BRETT MASON:

We today learned that reopening Christmas Island has cost $150 million. We also know that no one's been transferred there for medical treatment and if you win the next election you intend to close that centre down for a second time before 1 July. This has been a very expensive political point for the Government to make, hasn't it?

JOSH FRYDENBERG:

Well, actually for our political opponents to make. They're the ones who have pushed this through. We're the ones who objected it because we believe in having a strong, rigorous border protection policy. Of course, we didn't want this legislation to get through and we're committed to abolishing it. Our focus has been on getting every child out of detention and we've done that. Our focus has been on closing detention centres and the key message from us is we want strong borders and we want to maintain the integrity of our border protection system.

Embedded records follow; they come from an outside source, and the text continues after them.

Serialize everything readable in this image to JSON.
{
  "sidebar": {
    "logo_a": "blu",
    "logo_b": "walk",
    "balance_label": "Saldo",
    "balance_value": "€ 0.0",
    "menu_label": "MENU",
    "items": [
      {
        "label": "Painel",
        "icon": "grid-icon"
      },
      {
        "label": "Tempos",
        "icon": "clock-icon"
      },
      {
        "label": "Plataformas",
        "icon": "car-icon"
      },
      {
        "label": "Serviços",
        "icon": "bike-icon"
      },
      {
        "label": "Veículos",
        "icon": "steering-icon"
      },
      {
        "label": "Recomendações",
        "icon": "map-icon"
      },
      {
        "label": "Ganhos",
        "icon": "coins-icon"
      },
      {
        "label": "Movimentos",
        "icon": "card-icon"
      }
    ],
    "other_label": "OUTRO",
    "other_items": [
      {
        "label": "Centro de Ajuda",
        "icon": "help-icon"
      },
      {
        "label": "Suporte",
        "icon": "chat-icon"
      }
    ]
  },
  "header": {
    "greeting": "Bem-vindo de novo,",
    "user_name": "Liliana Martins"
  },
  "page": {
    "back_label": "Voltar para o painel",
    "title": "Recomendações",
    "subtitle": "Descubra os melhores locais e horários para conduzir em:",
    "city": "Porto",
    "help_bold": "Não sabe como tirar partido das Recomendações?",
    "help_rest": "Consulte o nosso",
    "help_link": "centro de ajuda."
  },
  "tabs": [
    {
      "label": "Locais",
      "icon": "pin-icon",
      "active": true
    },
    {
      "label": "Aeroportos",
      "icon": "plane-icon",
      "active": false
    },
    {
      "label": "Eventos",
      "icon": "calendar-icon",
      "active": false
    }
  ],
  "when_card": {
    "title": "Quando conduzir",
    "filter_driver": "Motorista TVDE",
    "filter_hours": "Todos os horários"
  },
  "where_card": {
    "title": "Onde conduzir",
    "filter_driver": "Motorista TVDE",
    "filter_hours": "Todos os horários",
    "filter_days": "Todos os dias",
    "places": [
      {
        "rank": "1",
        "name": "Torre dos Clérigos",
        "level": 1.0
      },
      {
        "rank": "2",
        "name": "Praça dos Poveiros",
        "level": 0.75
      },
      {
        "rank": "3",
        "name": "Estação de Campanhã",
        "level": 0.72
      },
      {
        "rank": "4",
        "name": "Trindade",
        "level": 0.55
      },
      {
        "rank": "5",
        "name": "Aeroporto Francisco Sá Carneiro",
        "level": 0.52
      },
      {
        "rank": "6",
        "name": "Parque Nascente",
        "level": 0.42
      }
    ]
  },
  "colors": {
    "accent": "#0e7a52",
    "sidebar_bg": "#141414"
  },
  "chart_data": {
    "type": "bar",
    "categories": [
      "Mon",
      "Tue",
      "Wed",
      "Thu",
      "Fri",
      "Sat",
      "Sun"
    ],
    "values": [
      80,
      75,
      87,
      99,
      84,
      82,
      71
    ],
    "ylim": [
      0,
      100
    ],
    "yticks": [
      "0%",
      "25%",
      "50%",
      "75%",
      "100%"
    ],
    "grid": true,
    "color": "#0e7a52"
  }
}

BRETT MASON:

Just finally, Treasurer, I watched back your maiden speech today and in that you pay tribute to your former boss Alexander Downer, the former Foreign Minister. You said he that told you that "in politics nothing is as good or as bad as it seems”. 50 Newspoll losses in a row looks pretty grim. What's the reality of the Coalition's electoral chances now, possibly days out from the next election?

JOSH FRYDENBERG:

Well, it's very clear there will be a choice for the Australian people at the next election, between the high taxing Labor Opposition where they want to put the militant unions in control of the workplaces and that they will run the economy down. Tonight, we've put the next stage of our economic plan, an economic plan that’s created 1.2 million new jobs, that's reduced the rate of spending growth, that got people off welfare, a plan that is working and tonight we saw the social dividend out of that plan. We've done all of that without increasing taxes. That's the contest at the next election.

BRETT MASON:

Treasurer, thank you very much.

JOSH FRYDENBERG:

All the best.